Additionally, Biden should be able to claim credit for COVID-19 vaccination distribution. Over 60% of Americans and 70% of American adults are fully vaccinated against COVID-19, with almost a million vaccinations being given per day right now. With vaccinations being so widely available and affordable for so long, American adults who want a vaccine have had a chance to get one. Luckily, the vaccines, especially with a booster shot, do an excellent job at preventing hospitalization and death due to COVID-19.
I’ve also already talked about Biden’s $1.2 trillion bipartisan infrastructure bill in a column last year, but it is worth including in his evaluation as well, seeing as it made historic investments in America’s roads, bridges, electric vehicle infrastructure, power grid and internet capabilities.
The above points lead me to the opinion that Biden has accomplished a lot in his first year with victories on the economy, COVID-19, infrastructure and foreign policy to tout.
But perhaps the infrastructure bill best sums up the predicament of Biden’s presidency. Biden did something important — investing over a trillion dollars in infrastructure — that failed to send his approval rate soaring. However, things like that are why I think Biden has been so successful so far. By not obsessing over his poll numbers, Biden was able to take the decisions necessary for the long-term wellbeing of the country. Most people do not vote based on infrastructure, but governing based solely on what animates voters the most at this particular moment is a bad method of governing.
So, here’s the question I pose to the Biden critics — is the purpose of campaigning and winning office to be popular and have a high approval rating? I think (or at least hope) that the purpose of politics is to win governing power so one can effect change, not merely so one can hold onto power for as long as is desirable.
Biden has left America better off than he found it one year ago. Millions of Americans are back to work and millions more are vaccinated against COVID-19. One of our endless wars drew to an end as our president brought our soldiers home and invested in the infrastructure necessary for all Americans to thrive.

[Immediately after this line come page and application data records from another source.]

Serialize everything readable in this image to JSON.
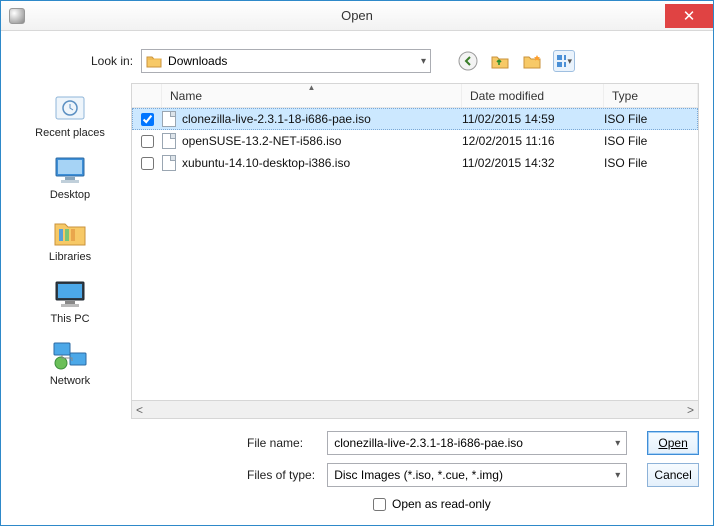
{
  "window": {
    "title": "Open"
  },
  "lookin": {
    "label": "Look in:",
    "value": "Downloads"
  },
  "toolbar": {
    "back": "back-icon",
    "up": "up-folder-icon",
    "new_folder": "new-folder-icon",
    "view": "view-menu-icon"
  },
  "columns": {
    "name": "Name",
    "date": "Date modified",
    "type": "Type"
  },
  "files": [
    {
      "checked": true,
      "selected": true,
      "name": "clonezilla-live-2.3.1-18-i686-pae.iso",
      "date": "11/02/2015 14:59",
      "type": "ISO File"
    },
    {
      "checked": false,
      "selected": false,
      "name": "openSUSE-13.2-NET-i586.iso",
      "date": "12/02/2015 11:16",
      "type": "ISO File"
    },
    {
      "checked": false,
      "selected": false,
      "name": "xubuntu-14.10-desktop-i386.iso",
      "date": "11/02/2015 14:32",
      "type": "ISO File"
    }
  ],
  "places": {
    "recent": "Recent places",
    "desktop": "Desktop",
    "libraries": "Libraries",
    "thispc": "This PC",
    "network": "Network"
  },
  "bottom": {
    "filename_label": "File name:",
    "filename_value": "clonezilla-live-2.3.1-18-i686-pae.iso",
    "filter_label": "Files of type:",
    "filter_value": "Disc Images (*.iso, *.cue, *.img)",
    "readonly_label": "Open as read-only",
    "open": "Open",
    "cancel": "Cancel"
  }
}
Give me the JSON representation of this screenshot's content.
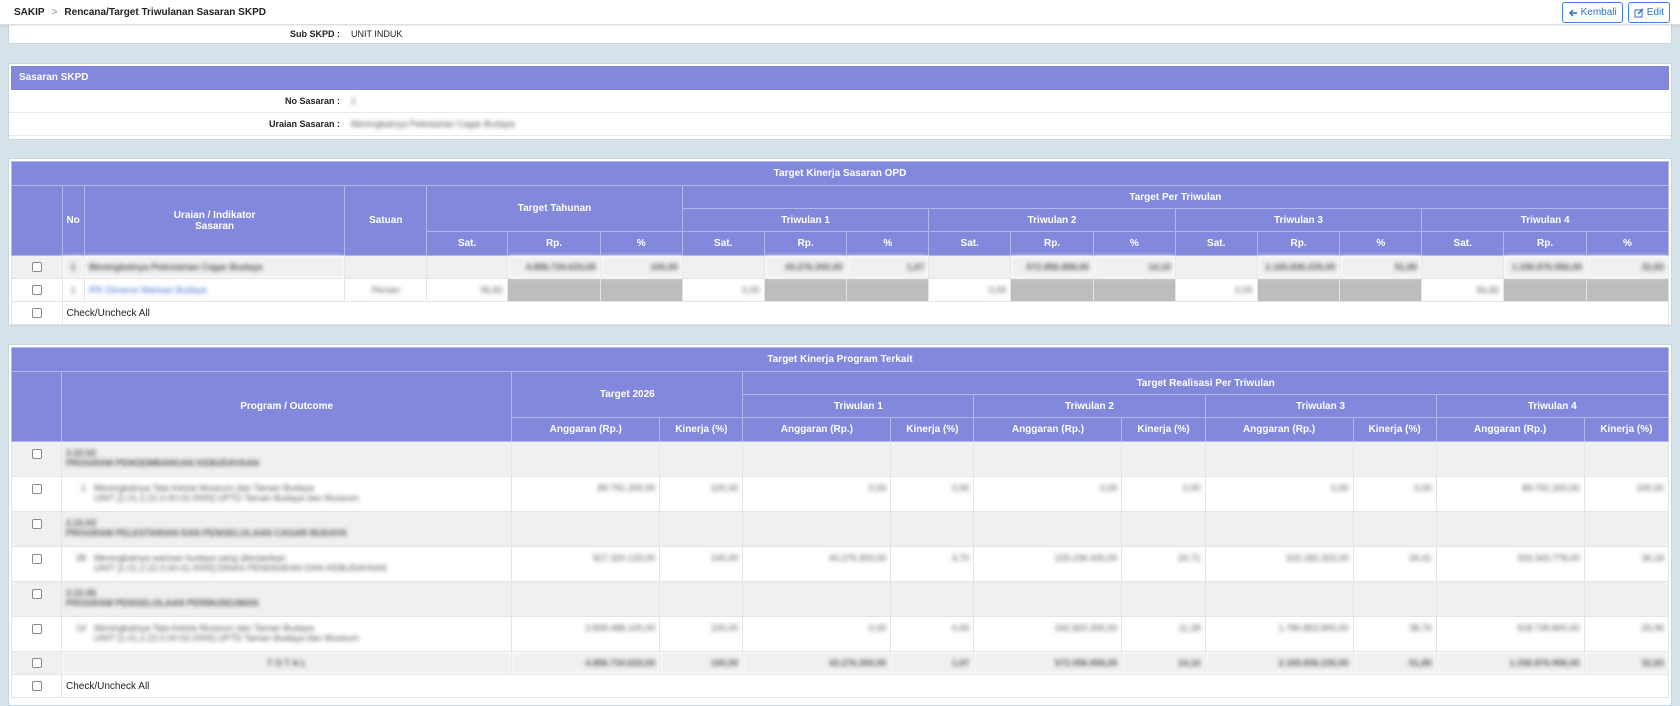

Rather than looking forward with gloom at the midterm elections later this year, I look back at the accomplishments that uplifted so many Americans and will continue to uplift so many more in the years to come. I’ll leave all the horse race malarkey for the gamblers and puffed-up pundits.